There is a massive black hole at the center of the Milky Way, now named Sagittarius A* (pronounced “a-star”). We can't actually see it, but we are getting enough data to know what's happening over there. From that data, astronomers from the European Space Observatory have constructed an animated simulation of the stuff swirling around the black hole.
Astronomers collected the data for the visualization using an instrument on the European Southern Observatory’s Very Large Telescope, located in the deserts of northern Chile. The instrument, appropriately named GRAVITY, detected flares of infrared radiation coming from the disk surrounding Sagittarius A*. The researchers believe the bursts originated very close to the black hole, in an incredibly tumultuous region known as the innermost stable orbit. Here, cosmic material is slung around violently, but it remains far away enough that it can circle the black hole safely without getting sucked into the darkness.

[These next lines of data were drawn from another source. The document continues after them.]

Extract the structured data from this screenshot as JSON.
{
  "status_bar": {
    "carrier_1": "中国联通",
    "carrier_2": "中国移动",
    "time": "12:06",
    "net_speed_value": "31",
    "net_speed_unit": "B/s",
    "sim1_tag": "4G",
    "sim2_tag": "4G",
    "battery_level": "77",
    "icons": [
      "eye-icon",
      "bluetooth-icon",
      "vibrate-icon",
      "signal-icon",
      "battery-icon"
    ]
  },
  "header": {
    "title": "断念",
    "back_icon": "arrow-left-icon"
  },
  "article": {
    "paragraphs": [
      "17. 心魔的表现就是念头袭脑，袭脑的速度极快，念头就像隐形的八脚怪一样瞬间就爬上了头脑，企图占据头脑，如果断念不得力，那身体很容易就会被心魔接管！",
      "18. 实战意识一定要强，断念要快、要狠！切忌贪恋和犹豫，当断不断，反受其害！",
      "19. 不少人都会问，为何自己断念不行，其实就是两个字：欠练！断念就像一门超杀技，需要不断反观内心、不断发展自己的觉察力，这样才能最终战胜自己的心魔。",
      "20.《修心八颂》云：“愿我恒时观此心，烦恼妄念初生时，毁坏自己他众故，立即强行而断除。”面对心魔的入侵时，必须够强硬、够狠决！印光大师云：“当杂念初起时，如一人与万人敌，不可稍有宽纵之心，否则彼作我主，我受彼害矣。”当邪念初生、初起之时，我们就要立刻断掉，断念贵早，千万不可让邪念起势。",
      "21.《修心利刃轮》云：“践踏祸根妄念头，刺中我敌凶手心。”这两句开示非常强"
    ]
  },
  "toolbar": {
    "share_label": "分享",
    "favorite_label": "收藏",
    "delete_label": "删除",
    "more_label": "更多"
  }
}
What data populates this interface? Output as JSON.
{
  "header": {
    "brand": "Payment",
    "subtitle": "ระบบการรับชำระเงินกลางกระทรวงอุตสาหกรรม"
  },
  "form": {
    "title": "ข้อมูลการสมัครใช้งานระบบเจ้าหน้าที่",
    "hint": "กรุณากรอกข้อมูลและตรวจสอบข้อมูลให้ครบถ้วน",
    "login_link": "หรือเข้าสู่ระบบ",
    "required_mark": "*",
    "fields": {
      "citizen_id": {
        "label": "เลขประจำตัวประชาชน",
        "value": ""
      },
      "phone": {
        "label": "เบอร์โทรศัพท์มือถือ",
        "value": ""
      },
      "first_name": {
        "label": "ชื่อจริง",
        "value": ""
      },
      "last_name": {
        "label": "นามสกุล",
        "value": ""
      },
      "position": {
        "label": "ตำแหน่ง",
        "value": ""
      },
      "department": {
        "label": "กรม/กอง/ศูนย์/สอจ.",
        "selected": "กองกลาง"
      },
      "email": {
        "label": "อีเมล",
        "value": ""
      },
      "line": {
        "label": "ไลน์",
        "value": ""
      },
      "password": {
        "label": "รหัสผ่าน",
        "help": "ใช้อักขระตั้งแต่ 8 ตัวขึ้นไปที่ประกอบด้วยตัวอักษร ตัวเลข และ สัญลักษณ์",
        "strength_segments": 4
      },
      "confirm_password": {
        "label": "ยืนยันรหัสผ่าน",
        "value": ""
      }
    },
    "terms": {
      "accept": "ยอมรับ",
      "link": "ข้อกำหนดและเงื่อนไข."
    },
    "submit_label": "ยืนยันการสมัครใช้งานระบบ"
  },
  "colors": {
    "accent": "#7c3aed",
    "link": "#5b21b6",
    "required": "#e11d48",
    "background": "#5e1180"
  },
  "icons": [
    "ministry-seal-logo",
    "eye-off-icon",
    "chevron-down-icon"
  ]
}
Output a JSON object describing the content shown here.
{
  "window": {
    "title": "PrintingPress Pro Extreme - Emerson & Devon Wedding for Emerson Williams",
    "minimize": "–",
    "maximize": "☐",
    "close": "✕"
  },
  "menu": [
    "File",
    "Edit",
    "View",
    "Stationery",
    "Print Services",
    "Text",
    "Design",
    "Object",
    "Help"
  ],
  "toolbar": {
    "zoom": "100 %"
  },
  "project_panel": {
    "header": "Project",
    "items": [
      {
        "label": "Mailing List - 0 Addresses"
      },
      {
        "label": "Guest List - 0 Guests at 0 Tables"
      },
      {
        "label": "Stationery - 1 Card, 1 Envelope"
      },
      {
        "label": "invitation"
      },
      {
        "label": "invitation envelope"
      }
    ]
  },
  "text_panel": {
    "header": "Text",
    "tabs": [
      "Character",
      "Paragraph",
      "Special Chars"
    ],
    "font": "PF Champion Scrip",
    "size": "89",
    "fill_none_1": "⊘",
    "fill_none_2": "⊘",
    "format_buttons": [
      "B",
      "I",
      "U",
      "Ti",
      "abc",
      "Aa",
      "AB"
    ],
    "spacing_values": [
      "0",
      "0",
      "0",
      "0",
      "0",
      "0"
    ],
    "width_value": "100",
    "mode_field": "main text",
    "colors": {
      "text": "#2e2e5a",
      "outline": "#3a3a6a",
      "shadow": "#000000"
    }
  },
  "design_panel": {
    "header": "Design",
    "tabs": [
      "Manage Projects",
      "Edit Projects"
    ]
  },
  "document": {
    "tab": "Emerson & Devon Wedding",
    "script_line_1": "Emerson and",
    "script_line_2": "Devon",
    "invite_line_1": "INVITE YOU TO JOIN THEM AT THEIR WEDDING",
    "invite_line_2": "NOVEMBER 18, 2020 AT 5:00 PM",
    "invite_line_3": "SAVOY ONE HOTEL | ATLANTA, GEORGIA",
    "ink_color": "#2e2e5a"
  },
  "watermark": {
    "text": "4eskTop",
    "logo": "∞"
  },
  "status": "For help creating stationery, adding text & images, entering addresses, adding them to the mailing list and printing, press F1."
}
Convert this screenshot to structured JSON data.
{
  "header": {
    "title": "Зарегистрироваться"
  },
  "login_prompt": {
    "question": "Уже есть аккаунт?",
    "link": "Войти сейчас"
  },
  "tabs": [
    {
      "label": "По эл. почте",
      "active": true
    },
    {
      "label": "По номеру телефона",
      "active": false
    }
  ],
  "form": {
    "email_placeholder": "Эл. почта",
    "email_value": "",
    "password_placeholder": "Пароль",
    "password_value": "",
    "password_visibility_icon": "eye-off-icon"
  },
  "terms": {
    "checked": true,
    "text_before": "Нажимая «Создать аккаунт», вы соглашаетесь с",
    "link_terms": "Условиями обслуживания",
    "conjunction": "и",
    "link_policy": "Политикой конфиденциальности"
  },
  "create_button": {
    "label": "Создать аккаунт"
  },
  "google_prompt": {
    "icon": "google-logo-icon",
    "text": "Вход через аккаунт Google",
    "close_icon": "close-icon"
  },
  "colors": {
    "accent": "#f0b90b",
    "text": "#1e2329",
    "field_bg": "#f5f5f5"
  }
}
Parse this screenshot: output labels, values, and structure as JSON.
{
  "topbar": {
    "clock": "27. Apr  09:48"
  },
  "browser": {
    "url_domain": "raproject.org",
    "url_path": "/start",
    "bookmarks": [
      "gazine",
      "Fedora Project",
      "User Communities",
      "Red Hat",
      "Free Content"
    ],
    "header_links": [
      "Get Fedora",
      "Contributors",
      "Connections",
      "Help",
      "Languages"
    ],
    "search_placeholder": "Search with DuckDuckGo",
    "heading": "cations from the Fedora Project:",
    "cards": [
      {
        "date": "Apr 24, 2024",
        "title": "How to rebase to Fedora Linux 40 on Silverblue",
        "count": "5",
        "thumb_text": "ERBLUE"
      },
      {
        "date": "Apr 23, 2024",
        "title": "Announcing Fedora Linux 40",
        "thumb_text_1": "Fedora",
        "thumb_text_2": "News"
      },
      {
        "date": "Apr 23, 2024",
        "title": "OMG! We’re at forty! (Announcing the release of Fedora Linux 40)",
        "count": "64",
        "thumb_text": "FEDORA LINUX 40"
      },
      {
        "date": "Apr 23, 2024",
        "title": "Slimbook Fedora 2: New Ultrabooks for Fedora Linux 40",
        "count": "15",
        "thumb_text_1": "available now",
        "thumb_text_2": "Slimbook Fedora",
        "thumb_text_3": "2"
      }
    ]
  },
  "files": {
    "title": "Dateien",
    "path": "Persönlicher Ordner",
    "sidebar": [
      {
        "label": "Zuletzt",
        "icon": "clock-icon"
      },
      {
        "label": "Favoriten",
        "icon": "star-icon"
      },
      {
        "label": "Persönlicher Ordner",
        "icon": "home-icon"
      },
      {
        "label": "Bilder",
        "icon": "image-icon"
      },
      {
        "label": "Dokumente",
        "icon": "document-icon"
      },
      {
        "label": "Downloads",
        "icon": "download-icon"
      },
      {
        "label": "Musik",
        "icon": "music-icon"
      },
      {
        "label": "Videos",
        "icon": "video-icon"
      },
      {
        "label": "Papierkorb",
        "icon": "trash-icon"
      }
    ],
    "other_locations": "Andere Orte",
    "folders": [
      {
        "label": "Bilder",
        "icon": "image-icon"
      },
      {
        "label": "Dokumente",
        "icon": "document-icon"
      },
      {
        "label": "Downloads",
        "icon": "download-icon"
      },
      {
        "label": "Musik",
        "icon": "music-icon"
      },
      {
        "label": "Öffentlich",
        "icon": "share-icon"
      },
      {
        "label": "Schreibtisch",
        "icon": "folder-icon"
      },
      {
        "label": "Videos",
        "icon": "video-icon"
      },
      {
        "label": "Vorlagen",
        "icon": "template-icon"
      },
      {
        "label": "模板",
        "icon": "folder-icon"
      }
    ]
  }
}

Don't worry, the Earth is far enough away from Sagittarius A* so that we won't be sucked into it anytime soon. Read more about Sagittarius A* at the Atlantic.